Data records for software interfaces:
++++++++++++++++++++

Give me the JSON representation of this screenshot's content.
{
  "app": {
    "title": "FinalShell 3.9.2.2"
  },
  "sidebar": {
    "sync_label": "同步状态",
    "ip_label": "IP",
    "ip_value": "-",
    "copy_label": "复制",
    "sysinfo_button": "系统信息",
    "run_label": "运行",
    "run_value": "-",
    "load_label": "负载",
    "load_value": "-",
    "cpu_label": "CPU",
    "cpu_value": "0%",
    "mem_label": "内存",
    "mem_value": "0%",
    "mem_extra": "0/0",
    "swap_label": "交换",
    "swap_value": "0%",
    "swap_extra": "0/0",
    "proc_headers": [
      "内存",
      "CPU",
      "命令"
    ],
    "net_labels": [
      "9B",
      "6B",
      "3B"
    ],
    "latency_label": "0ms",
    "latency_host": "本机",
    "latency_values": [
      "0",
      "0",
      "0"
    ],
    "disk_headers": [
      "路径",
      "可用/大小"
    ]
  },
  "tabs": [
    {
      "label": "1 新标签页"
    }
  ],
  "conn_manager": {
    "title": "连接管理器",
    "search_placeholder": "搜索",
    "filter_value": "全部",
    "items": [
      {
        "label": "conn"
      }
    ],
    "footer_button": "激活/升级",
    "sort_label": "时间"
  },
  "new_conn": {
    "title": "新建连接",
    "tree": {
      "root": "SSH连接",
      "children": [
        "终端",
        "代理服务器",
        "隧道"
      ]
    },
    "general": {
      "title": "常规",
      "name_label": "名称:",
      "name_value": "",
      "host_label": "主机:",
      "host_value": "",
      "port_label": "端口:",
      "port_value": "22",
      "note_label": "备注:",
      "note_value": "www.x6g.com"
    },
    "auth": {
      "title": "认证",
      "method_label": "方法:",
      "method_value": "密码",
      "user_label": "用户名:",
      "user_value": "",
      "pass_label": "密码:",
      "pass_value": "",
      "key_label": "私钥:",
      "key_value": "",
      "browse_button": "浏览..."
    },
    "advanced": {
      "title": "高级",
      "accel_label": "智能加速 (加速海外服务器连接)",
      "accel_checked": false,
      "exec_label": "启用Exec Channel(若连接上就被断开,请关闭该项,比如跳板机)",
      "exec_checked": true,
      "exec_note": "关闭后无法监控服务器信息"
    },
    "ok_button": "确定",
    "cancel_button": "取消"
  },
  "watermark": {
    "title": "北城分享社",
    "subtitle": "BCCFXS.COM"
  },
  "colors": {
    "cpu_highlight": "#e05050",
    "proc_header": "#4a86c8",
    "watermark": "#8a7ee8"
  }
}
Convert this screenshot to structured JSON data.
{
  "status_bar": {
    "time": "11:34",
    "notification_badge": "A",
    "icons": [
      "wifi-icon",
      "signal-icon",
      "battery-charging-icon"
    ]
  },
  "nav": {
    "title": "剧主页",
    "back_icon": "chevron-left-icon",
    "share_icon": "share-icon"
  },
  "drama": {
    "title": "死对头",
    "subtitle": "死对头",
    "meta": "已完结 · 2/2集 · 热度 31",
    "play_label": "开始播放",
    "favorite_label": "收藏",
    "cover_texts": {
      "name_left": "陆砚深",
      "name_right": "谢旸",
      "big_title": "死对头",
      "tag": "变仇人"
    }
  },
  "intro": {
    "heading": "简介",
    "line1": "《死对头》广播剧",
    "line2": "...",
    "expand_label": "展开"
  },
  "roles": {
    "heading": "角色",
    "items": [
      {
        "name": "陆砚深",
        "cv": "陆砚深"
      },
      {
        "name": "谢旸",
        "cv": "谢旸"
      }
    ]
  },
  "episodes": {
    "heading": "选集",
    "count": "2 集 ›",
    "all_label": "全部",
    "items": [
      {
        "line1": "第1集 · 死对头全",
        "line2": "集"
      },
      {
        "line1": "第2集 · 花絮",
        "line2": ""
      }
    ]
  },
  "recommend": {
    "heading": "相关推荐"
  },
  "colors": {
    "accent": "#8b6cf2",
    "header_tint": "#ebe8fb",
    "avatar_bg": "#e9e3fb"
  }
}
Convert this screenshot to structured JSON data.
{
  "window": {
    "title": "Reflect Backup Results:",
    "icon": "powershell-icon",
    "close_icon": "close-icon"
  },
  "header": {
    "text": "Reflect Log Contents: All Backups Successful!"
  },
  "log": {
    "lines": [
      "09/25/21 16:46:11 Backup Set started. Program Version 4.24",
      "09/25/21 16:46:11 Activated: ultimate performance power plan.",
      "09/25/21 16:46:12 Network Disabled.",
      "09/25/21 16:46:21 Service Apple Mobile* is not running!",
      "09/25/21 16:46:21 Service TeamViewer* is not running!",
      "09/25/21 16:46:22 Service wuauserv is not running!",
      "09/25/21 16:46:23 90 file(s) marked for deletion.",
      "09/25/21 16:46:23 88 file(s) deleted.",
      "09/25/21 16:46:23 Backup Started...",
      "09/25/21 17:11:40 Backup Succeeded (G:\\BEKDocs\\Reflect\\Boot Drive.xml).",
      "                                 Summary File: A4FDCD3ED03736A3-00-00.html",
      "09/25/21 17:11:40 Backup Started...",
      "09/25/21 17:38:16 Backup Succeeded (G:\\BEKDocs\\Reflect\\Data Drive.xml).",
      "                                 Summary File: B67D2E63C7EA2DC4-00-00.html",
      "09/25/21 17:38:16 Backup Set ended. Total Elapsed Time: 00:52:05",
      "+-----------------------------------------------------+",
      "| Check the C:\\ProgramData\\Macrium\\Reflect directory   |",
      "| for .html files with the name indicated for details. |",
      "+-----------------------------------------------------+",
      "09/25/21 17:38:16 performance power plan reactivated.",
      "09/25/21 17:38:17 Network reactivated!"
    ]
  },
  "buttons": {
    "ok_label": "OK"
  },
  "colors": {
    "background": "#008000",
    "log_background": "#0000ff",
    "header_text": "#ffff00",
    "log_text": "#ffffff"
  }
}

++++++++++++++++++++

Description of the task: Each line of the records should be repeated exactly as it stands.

Finished task:
Give me the JSON representation of this screenshot's content.
{
  "app": {
    "title": "FinalShell 3.9.2.2"
  },
  "sidebar": {
    "sync_label": "同步状态",
    "ip_label": "IP",
    "ip_value": "-",
    "copy_label": "复制",
    "sysinfo_button": "系统信息",
    "run_label": "运行",
    "run_value": "-",
    "load_label": "负载",
    "load_value": "-",
    "cpu_label": "CPU",
    "cpu_value": "0%",
    "mem_label": "内存",
    "mem_value": "0%",
    "mem_extra": "0/0",
    "swap_label": "交换",
    "swap_value": "0%",
    "swap_extra": "0/0",
    "proc_headers": [
      "内存",
      "CPU",
      "命令"
    ],
    "net_labels": [
      "9B",
      "6B",
      "3B"
    ],
    "latency_label": "0ms",
    "latency_host": "本机",
    "latency_values": [
      "0",
      "0",
      "0"
    ],
    "disk_headers": [
      "路径",
      "可用/大小"
    ]
  },
  "tabs": [
    {
      "label": "1 新标签页"
    }
  ],
  "conn_manager": {
    "title": "连接管理器",
    "search_placeholder": "搜索",
    "filter_value": "全部",
    "items": [
      {
        "label": "conn"
      }
    ],
    "footer_button": "激活/升级",
    "sort_label": "时间"
  },
  "new_conn": {
    "title": "新建连接",
    "tree": {
      "root": "SSH连接",
      "children": [
        "终端",
        "代理服务器",
        "隧道"
      ]
    },
    "general": {
      "title": "常规",
      "name_label": "名称:",
      "name_value": "",
      "host_label": "主机:",
      "host_value": "",
      "port_label": "端口:",
      "port_value": "22",
      "note_label": "备注:",
      "note_value": "www.x6g.com"
    },
    "auth": {
      "title": "认证",
      "method_label": "方法:",
      "method_value": "密码",
      "user_label": "用户名:",
      "user_value": "",
      "pass_label": "密码:",
      "pass_value": "",
      "key_label": "私钥:",
      "key_value": "",
      "browse_button": "浏览..."
    },
    "advanced": {
      "title": "高级",
      "accel_label": "智能加速 (加速海外服务器连接)",
      "accel_checked": false,
      "exec_label": "启用Exec Channel(若连接上就被断开,请关闭该项,比如跳板机)",
      "exec_checked": true,
      "exec_note": "关闭后无法监控服务器信息"
    },
    "ok_button": "确定",
    "cancel_button": "取消"
  },
  "watermark": {
    "title": "北城分享社",
    "subtitle": "BCCFXS.COM"
  },
  "colors": {
    "cpu_highlight": "#e05050",
    "proc_header": "#4a86c8",
    "watermark": "#8a7ee8"
  }
}
Convert this screenshot to structured JSON data.
{
  "status_bar": {
    "time": "11:34",
    "notification_badge": "A",
    "icons": [
      "wifi-icon",
      "signal-icon",
      "battery-charging-icon"
    ]
  },
  "nav": {
    "title": "剧主页",
    "back_icon": "chevron-left-icon",
    "share_icon": "share-icon"
  },
  "drama": {
    "title": "死对头",
    "subtitle": "死对头",
    "meta": "已完结 · 2/2集 · 热度 31",
    "play_label": "开始播放",
    "favorite_label": "收藏",
    "cover_texts": {
      "name_left": "陆砚深",
      "name_right": "谢旸",
      "big_title": "死对头",
      "tag": "变仇人"
    }
  },
  "intro": {
    "heading": "简介",
    "line1": "《死对头》广播剧",
    "line2": "...",
    "expand_label": "展开"
  },
  "roles": {
    "heading": "角色",
    "items": [
      {
        "name": "陆砚深",
        "cv": "陆砚深"
      },
      {
        "name": "谢旸",
        "cv": "谢旸"
      }
    ]
  },
  "episodes": {
    "heading": "选集",
    "count": "2 集 ›",
    "all_label": "全部",
    "items": [
      {
        "line1": "第1集 · 死对头全",
        "line2": "集"
      },
      {
        "line1": "第2集 · 花絮",
        "line2": ""
      }
    ]
  },
  "recommend": {
    "heading": "相关推荐"
  },
  "colors": {
    "accent": "#8b6cf2",
    "header_tint": "#ebe8fb",
    "avatar_bg": "#e9e3fb"
  }
}
Convert this screenshot to structured JSON data.
{
  "window": {
    "title": "Reflect Backup Results:",
    "icon": "powershell-icon",
    "close_icon": "close-icon"
  },
  "header": {
    "text": "Reflect Log Contents: All Backups Successful!"
  },
  "log": {
    "lines": [
      "09/25/21 16:46:11 Backup Set started. Program Version 4.24",
      "09/25/21 16:46:11 Activated: ultimate performance power plan.",
      "09/25/21 16:46:12 Network Disabled.",
      "09/25/21 16:46:21 Service Apple Mobile* is not running!",
      "09/25/21 16:46:21 Service TeamViewer* is not running!",
      "09/25/21 16:46:22 Service wuauserv is not running!",
      "09/25/21 16:46:23 90 file(s) marked for deletion.",
      "09/25/21 16:46:23 88 file(s) deleted.",
      "09/25/21 16:46:23 Backup Started...",
      "09/25/21 17:11:40 Backup Succeeded (G:\\BEKDocs\\Reflect\\Boot Drive.xml).",
      "                                 Summary File: A4FDCD3ED03736A3-00-00.html",
      "09/25/21 17:11:40 Backup Started...",
      "09/25/21 17:38:16 Backup Succeeded (G:\\BEKDocs\\Reflect\\Data Drive.xml).",
      "                                 Summary File: B67D2E63C7EA2DC4-00-00.html",
      "09/25/21 17:38:16 Backup Set ended. Total Elapsed Time: 00:52:05",
      "+-----------------------------------------------------+",
      "| Check the C:\\ProgramData\\Macrium\\Reflect directory   |",
      "| for .html files with the name indicated for details. |",
      "+-----------------------------------------------------+",
      "09/25/21 17:38:16 performance power plan reactivated.",
      "09/25/21 17:38:17 Network reactivated!"
    ]
  },
  "buttons": {
    "ok_label": "OK"
  },
  "colors": {
    "background": "#008000",
    "log_background": "#0000ff",
    "header_text": "#ffff00",
    "log_text": "#ffffff"
  }
}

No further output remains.